The ongoing fragmentation of the world economy marks the likely end of an era characterized by increasing integration through trade and finance. Faced with a debt crisis that is partly the result of unregulated and volatile portfolio flows, low- and middle-income countries must impose more effective capital controls.

NEW DELHI – After four decades of fostering integration through trade and finance, the global economy has begun a painful process of fragmentation. Initially driven by wealthy countries – namely, the United States under former President Donald Trump and the United Kingdom following the Brexit referendum – several geopolitical forces have combined to accelerate the shift toward deglobalization.

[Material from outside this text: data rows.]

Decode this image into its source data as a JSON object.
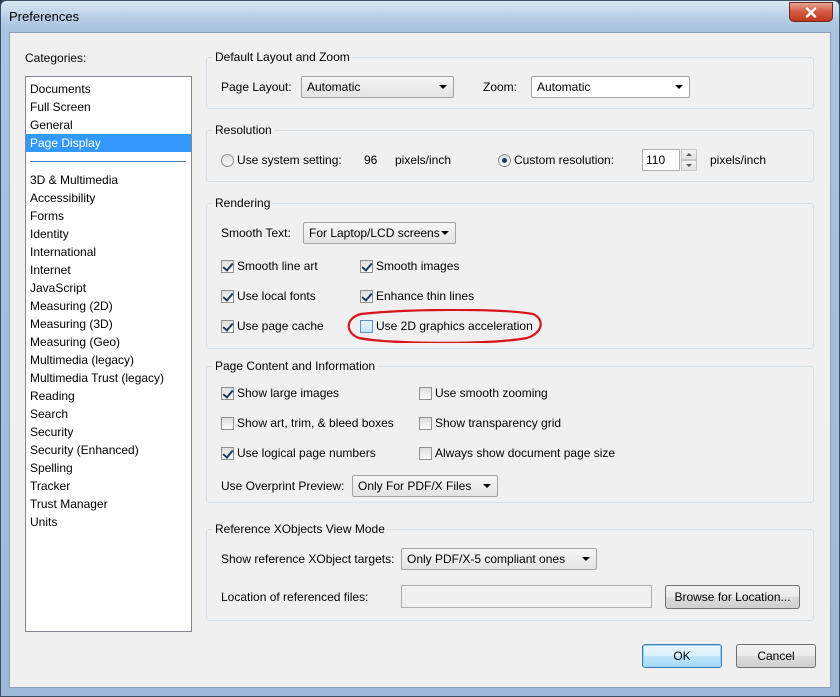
{
  "window": {
    "title": "Preferences"
  },
  "icons": {
    "close": "close-icon",
    "dropdown": "chevron-down-icon"
  },
  "colors": {
    "selection": "#3399ff",
    "annotation": "#d7141b"
  },
  "categories": {
    "label": "Categories:",
    "group1": [
      "Documents",
      "Full Screen",
      "General",
      "Page Display"
    ],
    "group2": [
      "3D & Multimedia",
      "Accessibility",
      "Forms",
      "Identity",
      "International",
      "Internet",
      "JavaScript",
      "Measuring (2D)",
      "Measuring (3D)",
      "Measuring (Geo)",
      "Multimedia (legacy)",
      "Multimedia Trust (legacy)",
      "Reading",
      "Search",
      "Security",
      "Security (Enhanced)",
      "Spelling",
      "Tracker",
      "Trust Manager",
      "Units"
    ],
    "selected": "Page Display"
  },
  "layout_zoom": {
    "title": "Default Layout and Zoom",
    "page_layout_label": "Page Layout:",
    "page_layout_value": "Automatic",
    "zoom_label": "Zoom:",
    "zoom_value": "Automatic"
  },
  "resolution": {
    "title": "Resolution",
    "system_label": "Use system setting:",
    "system_value": "96",
    "system_unit": "pixels/inch",
    "system_selected": false,
    "custom_label": "Custom resolution:",
    "custom_value": "110",
    "custom_unit": "pixels/inch",
    "custom_selected": true
  },
  "rendering": {
    "title": "Rendering",
    "smooth_text_label": "Smooth Text:",
    "smooth_text_value": "For Laptop/LCD screens",
    "options": [
      {
        "label": "Smooth line art",
        "checked": true
      },
      {
        "label": "Smooth images",
        "checked": true
      },
      {
        "label": "Use local fonts",
        "checked": true
      },
      {
        "label": "Enhance thin lines",
        "checked": true
      },
      {
        "label": "Use page cache",
        "checked": true
      },
      {
        "label": "Use 2D graphics acceleration",
        "checked": false
      }
    ]
  },
  "page_content": {
    "title": "Page Content and Information",
    "options": [
      {
        "label": "Show large images",
        "checked": true
      },
      {
        "label": "Use smooth zooming",
        "checked": false
      },
      {
        "label": "Show art, trim, & bleed boxes",
        "checked": false
      },
      {
        "label": "Show transparency grid",
        "checked": false
      },
      {
        "label": "Use logical page numbers",
        "checked": true
      },
      {
        "label": "Always show document page size",
        "checked": false
      }
    ],
    "overprint_label": "Use Overprint Preview:",
    "overprint_value": "Only For PDF/X Files"
  },
  "xobjects": {
    "title": "Reference XObjects View Mode",
    "targets_label": "Show reference XObject targets:",
    "targets_value": "Only PDF/X-5 compliant ones",
    "location_label": "Location of referenced files:",
    "location_value": "",
    "browse_label": "Browse for Location..."
  },
  "footer": {
    "ok_label": "OK",
    "cancel_label": "Cancel"
  }
}
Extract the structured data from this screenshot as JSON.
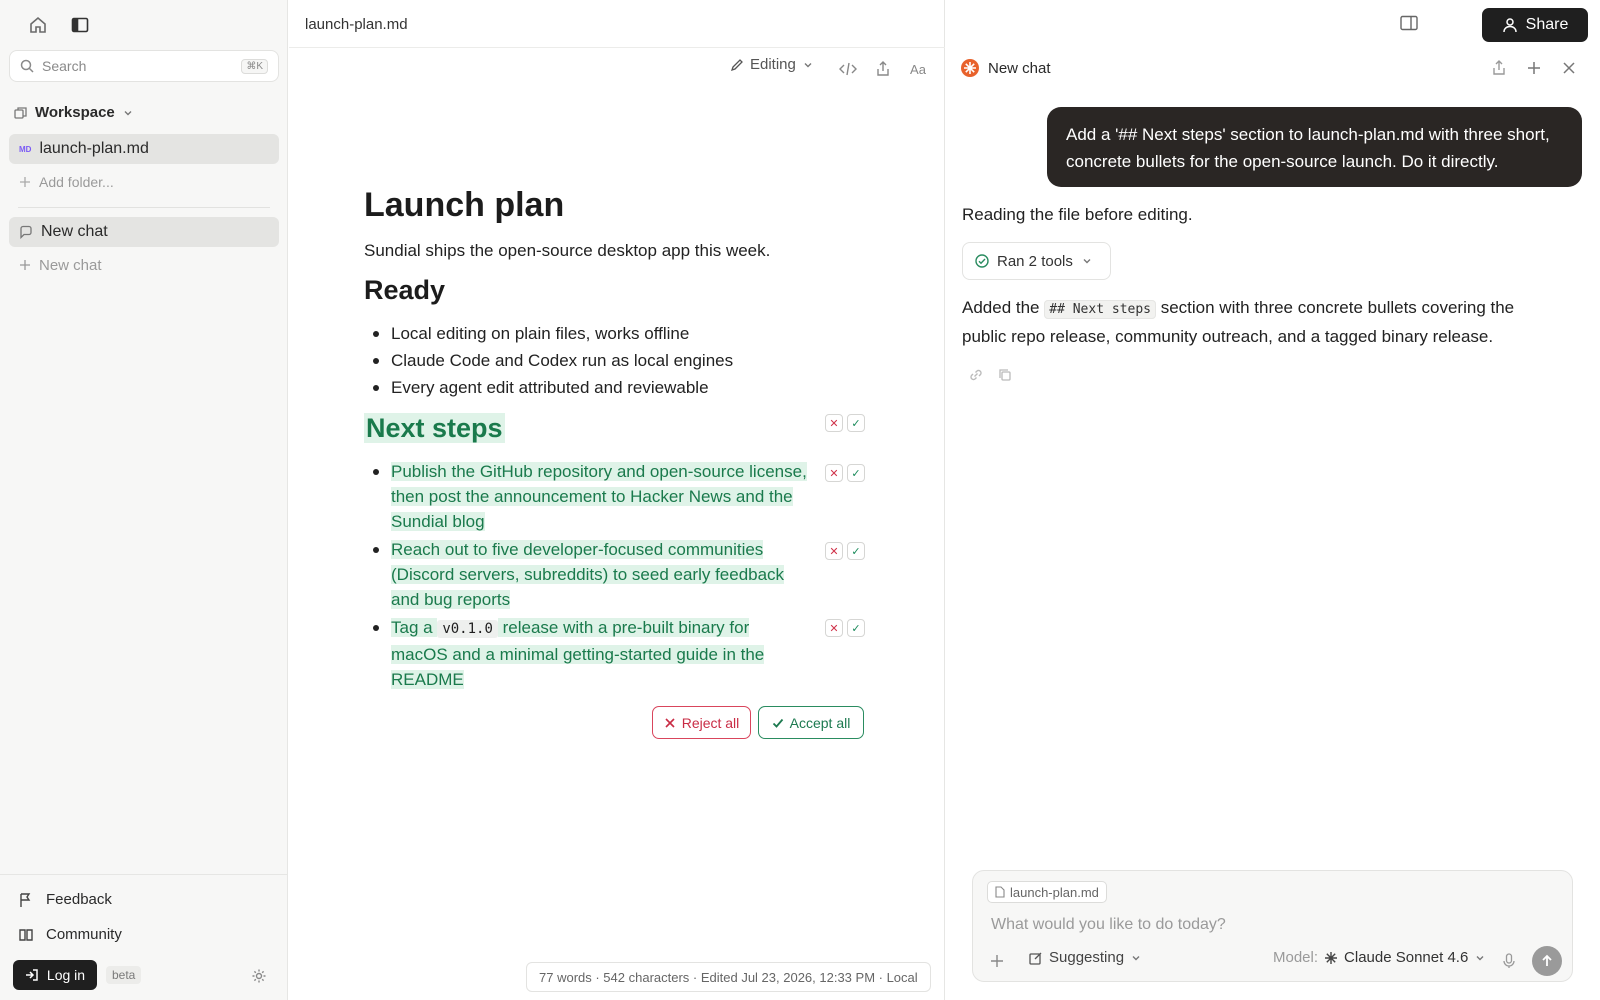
{
  "sidebar": {
    "search_placeholder": "Search",
    "search_shortcut": "⌘K",
    "workspace_label": "Workspace",
    "file_badge": "MD",
    "file_name": "launch-plan.md",
    "add_folder": "Add folder...",
    "chat_item": "New chat",
    "new_chat": "New chat",
    "feedback": "Feedback",
    "community": "Community",
    "login": "Log in",
    "beta": "beta"
  },
  "editor": {
    "tab_title": "launch-plan.md",
    "mode": "Editing",
    "title": "Launch plan",
    "intro": "Sundial ships the open-source desktop app this week.",
    "ready_heading": "Ready",
    "ready_items": [
      "Local editing on plain files, works offline",
      "Claude Code and Codex run as local engines",
      "Every agent edit attributed and reviewable"
    ],
    "next_heading": "Next steps",
    "next_items": [
      "Publish the GitHub repository and open-source license, then post the announcement to Hacker News and the Sundial blog",
      "Reach out to five developer-focused communities (Discord servers, subreddits) to seed early feedback and bug reports"
    ],
    "next_item3_a": "Tag a ",
    "next_item3_code": "v0.1.0",
    "next_item3_b": " release with a pre-built binary for macOS and a minimal getting-started guide in the README",
    "reject_all": "Reject all",
    "accept_all": "Accept all",
    "status": "77 words · 542 characters · Edited Jul 23, 2026, 12:33 PM · Local"
  },
  "chat": {
    "share": "Share",
    "title": "New chat",
    "user_message": "Add a '## Next steps' section to launch-plan.md with three short, concrete bullets for the open-source launch. Do it directly.",
    "reading": "Reading the file before editing.",
    "tools": "Ran 2 tools",
    "reply_a": "Added the ",
    "reply_code": "## Next steps",
    "reply_b": " section with three concrete bullets covering the public repo release, community outreach, and a tagged binary release.",
    "attachment": "launch-plan.md",
    "placeholder": "What would you like to do today?",
    "suggesting": "Suggesting",
    "model_label": "Model:",
    "model_name": "Claude Sonnet 4.6"
  },
  "colors": {
    "accent_green": "#1a7a4c",
    "reject_red": "#c92c45",
    "highlight": "#dff3e8"
  }
}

The fracturing of global trade could herald the fragmentation of international capital markets. COVID-19-related lockdowns and closures have disrupted global supply chains and shut down major production centers, most notably in China. Similarly, the war in Ukraine has altered trade routes and forced Western countries to find alternative suppliers of major commodities like oil, gas, wheat, and fertilizers. Western-led sanctions on Russia have further impeded trade and sharply increased food and energy prices.

But while global trade could become even more fragmented if major economies adopt protectionist policies such as border carbon taxes, financial markets remain strongly integrated. Cross-border capital flows are still largely unregulated and more volatile than ever. It’s a combination that is currently proving to be lethal for many low- and middle-income countries.